| 1 minute read

ICO publishes guidance to improve transparency in health and social care

We previously highlighted the ICO's consultation on draft guidance on transparency in the health and social care sector. In response to feedback from health and social care organisations across the UK, the ICO has updated the guidance:

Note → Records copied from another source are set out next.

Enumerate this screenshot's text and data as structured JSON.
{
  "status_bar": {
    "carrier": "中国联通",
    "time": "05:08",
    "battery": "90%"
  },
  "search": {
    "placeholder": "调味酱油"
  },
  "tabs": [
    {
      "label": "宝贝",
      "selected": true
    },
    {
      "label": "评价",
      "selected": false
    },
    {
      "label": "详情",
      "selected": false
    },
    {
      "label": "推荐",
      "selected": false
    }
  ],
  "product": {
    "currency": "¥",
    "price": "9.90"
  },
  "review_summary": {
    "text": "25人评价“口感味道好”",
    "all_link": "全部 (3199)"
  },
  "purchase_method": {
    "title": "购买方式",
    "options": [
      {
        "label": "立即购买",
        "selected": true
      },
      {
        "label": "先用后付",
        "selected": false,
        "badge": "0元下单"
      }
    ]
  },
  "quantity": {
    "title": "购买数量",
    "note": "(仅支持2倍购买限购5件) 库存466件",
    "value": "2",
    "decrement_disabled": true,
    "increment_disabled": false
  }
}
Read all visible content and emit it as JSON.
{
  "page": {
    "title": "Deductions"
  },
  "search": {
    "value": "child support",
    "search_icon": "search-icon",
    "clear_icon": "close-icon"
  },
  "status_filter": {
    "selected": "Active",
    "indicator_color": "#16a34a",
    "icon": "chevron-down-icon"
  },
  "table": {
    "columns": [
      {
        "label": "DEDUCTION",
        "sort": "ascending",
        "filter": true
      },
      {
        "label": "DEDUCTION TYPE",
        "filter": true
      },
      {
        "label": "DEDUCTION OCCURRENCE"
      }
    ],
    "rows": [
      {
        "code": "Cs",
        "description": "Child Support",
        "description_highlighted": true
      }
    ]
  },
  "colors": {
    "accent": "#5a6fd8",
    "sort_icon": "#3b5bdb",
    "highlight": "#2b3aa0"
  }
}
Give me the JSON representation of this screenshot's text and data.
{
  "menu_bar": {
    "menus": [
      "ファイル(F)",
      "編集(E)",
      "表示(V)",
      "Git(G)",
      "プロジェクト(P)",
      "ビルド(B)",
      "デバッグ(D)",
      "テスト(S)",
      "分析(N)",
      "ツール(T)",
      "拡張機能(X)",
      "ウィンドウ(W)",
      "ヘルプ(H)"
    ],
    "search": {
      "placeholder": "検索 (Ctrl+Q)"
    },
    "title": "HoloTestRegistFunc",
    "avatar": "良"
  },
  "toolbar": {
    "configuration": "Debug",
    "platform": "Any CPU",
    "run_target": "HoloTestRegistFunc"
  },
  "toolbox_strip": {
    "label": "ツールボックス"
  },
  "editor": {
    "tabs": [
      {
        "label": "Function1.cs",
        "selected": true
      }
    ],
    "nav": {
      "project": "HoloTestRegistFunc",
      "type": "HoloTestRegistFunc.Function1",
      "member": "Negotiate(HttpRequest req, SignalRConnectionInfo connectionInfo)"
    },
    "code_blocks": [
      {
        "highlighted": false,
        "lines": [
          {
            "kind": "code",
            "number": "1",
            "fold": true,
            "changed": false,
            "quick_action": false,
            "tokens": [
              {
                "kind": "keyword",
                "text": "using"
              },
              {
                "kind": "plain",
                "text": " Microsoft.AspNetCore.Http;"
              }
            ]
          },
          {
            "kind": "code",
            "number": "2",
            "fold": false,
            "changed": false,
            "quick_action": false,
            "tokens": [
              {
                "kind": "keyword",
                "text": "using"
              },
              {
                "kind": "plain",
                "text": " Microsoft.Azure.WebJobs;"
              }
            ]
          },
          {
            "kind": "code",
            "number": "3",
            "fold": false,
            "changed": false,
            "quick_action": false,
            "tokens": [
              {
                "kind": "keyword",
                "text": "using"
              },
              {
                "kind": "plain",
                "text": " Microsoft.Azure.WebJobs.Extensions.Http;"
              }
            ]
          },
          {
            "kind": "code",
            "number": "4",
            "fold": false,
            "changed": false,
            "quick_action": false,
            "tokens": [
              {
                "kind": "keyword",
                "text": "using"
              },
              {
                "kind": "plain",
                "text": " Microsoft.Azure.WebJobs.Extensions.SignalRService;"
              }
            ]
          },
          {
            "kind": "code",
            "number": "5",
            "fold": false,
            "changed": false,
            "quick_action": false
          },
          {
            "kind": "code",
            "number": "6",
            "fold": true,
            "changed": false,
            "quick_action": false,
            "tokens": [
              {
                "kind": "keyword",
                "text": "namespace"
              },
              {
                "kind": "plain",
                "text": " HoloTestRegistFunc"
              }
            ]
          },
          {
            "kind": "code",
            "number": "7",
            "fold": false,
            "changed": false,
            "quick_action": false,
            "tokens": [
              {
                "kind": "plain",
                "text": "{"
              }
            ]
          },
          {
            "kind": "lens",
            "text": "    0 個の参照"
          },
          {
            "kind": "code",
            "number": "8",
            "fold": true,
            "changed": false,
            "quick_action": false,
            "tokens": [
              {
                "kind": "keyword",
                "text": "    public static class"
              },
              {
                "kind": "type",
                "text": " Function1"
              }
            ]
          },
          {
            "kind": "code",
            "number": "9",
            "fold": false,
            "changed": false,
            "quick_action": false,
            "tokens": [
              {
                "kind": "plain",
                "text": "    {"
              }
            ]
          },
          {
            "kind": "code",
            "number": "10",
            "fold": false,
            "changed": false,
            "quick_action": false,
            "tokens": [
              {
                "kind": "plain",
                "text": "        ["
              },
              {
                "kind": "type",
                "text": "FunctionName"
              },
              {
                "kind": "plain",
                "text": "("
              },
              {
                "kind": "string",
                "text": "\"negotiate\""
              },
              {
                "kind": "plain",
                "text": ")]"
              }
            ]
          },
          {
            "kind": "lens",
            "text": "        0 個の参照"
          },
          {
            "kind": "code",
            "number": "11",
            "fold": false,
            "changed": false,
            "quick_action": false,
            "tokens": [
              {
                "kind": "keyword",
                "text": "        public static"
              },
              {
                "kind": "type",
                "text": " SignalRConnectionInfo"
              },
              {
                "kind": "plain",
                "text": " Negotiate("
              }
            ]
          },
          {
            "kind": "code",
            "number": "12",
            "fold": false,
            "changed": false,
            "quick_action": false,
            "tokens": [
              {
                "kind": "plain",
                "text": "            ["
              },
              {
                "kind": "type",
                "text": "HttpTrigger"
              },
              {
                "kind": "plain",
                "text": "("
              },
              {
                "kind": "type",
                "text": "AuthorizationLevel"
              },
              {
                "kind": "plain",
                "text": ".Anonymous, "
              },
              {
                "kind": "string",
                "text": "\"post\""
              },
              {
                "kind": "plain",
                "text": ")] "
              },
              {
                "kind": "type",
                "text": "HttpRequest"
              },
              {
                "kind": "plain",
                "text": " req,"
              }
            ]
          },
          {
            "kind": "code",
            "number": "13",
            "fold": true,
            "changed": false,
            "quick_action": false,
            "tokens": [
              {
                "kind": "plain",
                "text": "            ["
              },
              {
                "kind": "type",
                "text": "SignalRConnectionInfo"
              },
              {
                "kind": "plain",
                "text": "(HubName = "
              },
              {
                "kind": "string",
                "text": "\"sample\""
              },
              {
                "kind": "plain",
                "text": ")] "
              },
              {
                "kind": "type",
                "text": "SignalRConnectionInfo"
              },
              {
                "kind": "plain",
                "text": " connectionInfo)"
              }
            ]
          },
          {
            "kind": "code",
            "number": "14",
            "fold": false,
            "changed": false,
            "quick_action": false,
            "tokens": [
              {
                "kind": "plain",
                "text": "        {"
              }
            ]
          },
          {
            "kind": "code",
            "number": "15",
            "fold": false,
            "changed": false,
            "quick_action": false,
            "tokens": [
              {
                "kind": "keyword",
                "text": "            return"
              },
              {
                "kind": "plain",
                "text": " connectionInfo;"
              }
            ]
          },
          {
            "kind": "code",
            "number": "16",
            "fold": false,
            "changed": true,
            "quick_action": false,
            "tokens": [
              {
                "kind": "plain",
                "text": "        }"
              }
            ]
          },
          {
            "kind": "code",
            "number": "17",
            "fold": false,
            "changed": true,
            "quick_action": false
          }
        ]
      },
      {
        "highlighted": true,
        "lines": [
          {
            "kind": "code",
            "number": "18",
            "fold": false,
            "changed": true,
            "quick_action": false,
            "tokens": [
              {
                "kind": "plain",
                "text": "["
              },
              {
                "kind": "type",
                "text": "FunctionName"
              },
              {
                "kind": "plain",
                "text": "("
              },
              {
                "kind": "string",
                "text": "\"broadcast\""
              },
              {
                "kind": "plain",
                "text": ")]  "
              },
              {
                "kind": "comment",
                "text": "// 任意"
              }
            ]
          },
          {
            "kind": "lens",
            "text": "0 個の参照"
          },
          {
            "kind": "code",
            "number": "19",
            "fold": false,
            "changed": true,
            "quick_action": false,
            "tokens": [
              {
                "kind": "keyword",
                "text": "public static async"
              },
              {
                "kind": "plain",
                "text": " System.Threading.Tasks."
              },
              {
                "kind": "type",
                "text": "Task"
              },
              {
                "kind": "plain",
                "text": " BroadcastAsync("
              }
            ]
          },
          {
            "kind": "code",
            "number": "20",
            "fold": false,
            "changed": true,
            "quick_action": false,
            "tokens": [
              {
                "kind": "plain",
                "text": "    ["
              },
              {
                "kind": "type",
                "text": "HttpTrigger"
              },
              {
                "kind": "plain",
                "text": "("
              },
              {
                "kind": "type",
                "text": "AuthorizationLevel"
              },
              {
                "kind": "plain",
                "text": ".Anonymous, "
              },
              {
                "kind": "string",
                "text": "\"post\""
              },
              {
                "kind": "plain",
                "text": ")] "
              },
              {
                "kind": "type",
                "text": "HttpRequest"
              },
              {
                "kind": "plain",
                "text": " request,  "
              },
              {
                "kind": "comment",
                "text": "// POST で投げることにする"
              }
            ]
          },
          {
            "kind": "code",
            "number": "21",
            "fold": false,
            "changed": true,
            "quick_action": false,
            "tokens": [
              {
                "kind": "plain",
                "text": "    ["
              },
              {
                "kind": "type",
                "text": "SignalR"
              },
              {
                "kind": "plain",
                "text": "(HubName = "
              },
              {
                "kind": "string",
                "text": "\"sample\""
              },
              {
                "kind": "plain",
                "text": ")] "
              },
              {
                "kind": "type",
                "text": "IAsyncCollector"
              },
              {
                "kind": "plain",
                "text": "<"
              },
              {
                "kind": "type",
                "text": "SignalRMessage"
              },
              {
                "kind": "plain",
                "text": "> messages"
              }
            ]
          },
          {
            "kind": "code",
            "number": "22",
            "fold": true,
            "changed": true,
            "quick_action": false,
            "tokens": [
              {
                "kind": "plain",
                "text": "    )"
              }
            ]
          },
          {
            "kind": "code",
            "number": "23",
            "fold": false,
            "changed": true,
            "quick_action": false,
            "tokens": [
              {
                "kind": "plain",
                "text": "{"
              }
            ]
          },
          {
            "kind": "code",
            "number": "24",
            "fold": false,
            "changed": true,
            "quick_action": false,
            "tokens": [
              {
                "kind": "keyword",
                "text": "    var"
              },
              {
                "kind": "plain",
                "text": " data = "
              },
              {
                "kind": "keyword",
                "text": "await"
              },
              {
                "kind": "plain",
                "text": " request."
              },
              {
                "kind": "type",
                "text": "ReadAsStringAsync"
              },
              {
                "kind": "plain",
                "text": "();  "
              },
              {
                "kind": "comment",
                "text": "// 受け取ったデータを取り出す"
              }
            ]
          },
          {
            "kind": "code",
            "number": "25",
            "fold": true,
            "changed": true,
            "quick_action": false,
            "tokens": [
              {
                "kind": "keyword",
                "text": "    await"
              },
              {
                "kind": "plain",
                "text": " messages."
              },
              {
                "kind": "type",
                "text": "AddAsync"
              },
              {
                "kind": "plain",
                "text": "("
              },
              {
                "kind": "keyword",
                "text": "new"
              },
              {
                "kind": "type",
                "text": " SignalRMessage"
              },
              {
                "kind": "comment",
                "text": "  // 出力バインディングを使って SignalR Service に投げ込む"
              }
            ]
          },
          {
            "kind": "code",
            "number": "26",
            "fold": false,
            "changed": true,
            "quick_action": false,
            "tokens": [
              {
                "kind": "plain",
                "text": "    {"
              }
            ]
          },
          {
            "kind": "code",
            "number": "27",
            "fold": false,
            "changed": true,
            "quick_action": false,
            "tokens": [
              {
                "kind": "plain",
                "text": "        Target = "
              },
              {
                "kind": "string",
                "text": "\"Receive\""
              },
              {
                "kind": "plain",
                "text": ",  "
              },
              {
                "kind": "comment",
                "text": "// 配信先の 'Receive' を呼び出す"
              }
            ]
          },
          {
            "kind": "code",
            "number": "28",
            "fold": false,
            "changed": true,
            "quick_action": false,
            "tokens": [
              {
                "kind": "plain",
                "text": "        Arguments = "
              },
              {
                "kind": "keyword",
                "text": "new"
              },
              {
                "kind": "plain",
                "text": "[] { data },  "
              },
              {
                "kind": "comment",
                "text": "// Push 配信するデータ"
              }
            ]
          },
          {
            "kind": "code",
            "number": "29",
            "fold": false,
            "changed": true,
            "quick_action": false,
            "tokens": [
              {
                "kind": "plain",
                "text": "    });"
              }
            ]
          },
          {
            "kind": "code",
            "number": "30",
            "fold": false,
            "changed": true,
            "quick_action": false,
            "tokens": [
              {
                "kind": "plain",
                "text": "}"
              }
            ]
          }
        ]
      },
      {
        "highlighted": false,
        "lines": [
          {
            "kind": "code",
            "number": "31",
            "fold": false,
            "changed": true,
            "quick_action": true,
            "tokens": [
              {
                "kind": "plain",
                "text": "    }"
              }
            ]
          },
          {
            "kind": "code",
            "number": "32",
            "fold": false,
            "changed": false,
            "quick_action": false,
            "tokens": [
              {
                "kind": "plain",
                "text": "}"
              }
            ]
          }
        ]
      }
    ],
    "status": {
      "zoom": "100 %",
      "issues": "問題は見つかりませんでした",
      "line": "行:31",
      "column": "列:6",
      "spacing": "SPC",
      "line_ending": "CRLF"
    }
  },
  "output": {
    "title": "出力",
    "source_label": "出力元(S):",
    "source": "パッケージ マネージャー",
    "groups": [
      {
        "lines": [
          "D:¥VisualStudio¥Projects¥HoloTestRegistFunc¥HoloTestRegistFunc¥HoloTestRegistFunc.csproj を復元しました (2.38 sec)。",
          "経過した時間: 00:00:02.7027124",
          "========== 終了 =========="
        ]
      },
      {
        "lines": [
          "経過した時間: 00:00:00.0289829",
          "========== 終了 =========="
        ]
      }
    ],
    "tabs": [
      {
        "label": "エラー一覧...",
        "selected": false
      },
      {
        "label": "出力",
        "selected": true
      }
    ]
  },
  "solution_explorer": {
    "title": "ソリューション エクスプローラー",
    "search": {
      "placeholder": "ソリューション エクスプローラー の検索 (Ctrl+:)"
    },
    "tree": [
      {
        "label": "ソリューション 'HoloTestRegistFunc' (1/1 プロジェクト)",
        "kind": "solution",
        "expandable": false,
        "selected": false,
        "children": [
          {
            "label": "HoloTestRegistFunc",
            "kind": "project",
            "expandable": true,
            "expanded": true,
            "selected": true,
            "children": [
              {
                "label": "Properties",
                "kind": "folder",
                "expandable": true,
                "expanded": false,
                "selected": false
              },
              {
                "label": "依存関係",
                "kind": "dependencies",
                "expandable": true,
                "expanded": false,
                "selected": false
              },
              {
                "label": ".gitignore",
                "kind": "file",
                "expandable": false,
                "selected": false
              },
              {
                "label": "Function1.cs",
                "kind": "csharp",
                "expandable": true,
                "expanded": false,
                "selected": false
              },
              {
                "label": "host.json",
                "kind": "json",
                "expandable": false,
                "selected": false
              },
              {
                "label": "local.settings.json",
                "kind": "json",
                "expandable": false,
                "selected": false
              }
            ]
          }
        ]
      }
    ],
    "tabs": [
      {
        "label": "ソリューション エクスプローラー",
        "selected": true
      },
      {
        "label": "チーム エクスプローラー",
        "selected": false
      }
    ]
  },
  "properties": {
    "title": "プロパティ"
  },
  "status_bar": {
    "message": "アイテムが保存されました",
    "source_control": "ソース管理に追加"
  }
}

  • to reflect a wider audience, making it clear that the guidance applies to anyone engaging with health and care services and also those who process health and care information;
  • by including practical examples of what might be an appropriate and proportionate level of transparency, based on the activities and size of an organisation - e.g. ‘road testing’ a new privacy policy with care home residents;
  • by including  more and shorter case studies to explain what would be considered good practice;
  • by including specific reference to the indirect collection of information, making clear that the transparency requirement still applies and how to approach the delivery of this information;
  • by explaining layering to assist people in using this process to provide privacy and transparency information;
  • by including a new glossary to explain the technical language used throughout the guidance;
  • by providing further detail about the potential types of harm to both individuals and wider society so that readers can more easily identify harm arising from a lack of transparency; and
  • by including alternative forms of transparency information as a means to demonstrate openness and honesty.

The newly published guidance should be considered by anyone who delivers a health or social care service or uses health and social care information. The guidance says what organisations mustshould and could do to comply with data protection legislation.

If you have worked through the transparency checklist and would like support with implementing any parts of the guidance, contact Emma Watt who would be happy to discuss your information governance strategy.


“Being transparent is essential to building public trust in health and social care services. If people clearly understand how and why their personal information is being used, they are likely to feel empowered to share their health information to both access care and support initiatives such as medical research. As new technologies are developed and deployed in the health sector, our personal information is becoming more important than ever to boost the efficiency and public benefit of these systems. With this bespoke guidance, we want to support health and social care organisations by improving their understanding of effective transparency, ensuring that they are clear, open and honest with everyone whose personal information is being used.” - Anne Russell, Head of Regulatory Policy Projects


personal data, information governance, health data, data protectio, health and social care